Wednesday, May 16, 2012

Breakdown of NBA Playoff Minutes

I'll just run down the methodology really quickly before presenting the data:

I've seen various breakdowns across different sports where number of players are compared between certain categories. Here, I wanted to take a separate approach and weigh each player by his average minutes played (also possible to use total minutes played, but injured players get penalized). I originally wanted to do this with the regular season, but the data becomes insanely unmanageable. I could possibly do it in the future.

Instead, I looked at average minutes played for every player in the 2012 NBA Playoffs Round 1. I gathered some other information about the players. And here are the results.

The numbers in the graphs below are "sum averages". It might not make intuitive sense, but keep in mind that it is not total minutes.

First is a breakdown by college. Here I include only the top 20 schools (out of the total 77 represented). There were a few borderline cases, and there I tried to use the school played during the most time. I include High School and International players as well for comparison.

I had already expected UCLA to be high on the list. I really started the project to see if my suspicions were true, but the rest of the info that came out of it is pretty cool. We are also now entering the era where the "Straight-From-High-School" Era players are hitting their prime.

Then I grouped the data into conferences. It should be noted here that I used the most "current" alignments. So Syracuse and Pitt, for example, are listed under the ACC, not the Big East. I just had to choose some sort of rule that I could follow consistently. I also adjusted the numbers to a 10-member conference. Simply by dividing and multiplying so that conferences with fewer schools wouldn't be penalized, and conferences with more schools wouldn't benefit simply from having more members.

I grouped the data into a couple other variables that I thought would be interesting. The following is a breakdown of American players based on what year they left college (plus straight from high school players).

As a note, the top of the list is dominated by High School and Freshman players (and International), but as you move into the middle and bottom of the data, it is dominated by Soph-Jun-Seniors.
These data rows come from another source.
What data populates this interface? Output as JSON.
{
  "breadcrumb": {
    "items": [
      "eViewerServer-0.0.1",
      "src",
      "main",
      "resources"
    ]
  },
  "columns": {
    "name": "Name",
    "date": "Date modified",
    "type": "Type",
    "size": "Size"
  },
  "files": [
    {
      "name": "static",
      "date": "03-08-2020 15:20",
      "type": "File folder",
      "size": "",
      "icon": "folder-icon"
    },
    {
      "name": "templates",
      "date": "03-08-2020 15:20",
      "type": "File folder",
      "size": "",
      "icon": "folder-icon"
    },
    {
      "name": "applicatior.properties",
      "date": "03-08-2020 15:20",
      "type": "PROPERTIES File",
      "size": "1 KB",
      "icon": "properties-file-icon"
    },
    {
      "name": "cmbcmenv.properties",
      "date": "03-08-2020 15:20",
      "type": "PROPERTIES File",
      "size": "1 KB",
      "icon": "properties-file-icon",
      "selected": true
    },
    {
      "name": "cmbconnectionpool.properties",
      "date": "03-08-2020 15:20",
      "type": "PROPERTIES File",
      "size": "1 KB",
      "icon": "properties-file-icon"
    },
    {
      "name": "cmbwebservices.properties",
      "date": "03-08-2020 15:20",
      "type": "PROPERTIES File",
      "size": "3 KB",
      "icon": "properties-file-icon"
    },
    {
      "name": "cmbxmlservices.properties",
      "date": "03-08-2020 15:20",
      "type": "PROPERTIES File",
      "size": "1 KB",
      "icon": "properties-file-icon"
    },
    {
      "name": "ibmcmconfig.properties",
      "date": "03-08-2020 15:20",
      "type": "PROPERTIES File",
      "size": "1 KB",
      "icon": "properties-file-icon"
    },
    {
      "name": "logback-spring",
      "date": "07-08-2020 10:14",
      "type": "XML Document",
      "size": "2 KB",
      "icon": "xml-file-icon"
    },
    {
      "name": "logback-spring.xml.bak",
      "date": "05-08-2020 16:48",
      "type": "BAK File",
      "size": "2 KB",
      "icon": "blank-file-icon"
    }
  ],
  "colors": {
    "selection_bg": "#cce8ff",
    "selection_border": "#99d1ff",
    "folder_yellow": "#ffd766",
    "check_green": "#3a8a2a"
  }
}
Lastly, I broke down the International players (strictly defined as players who did not play college or high school in the US). I determined "ethnicity" by the country in which they played in their first professional ball.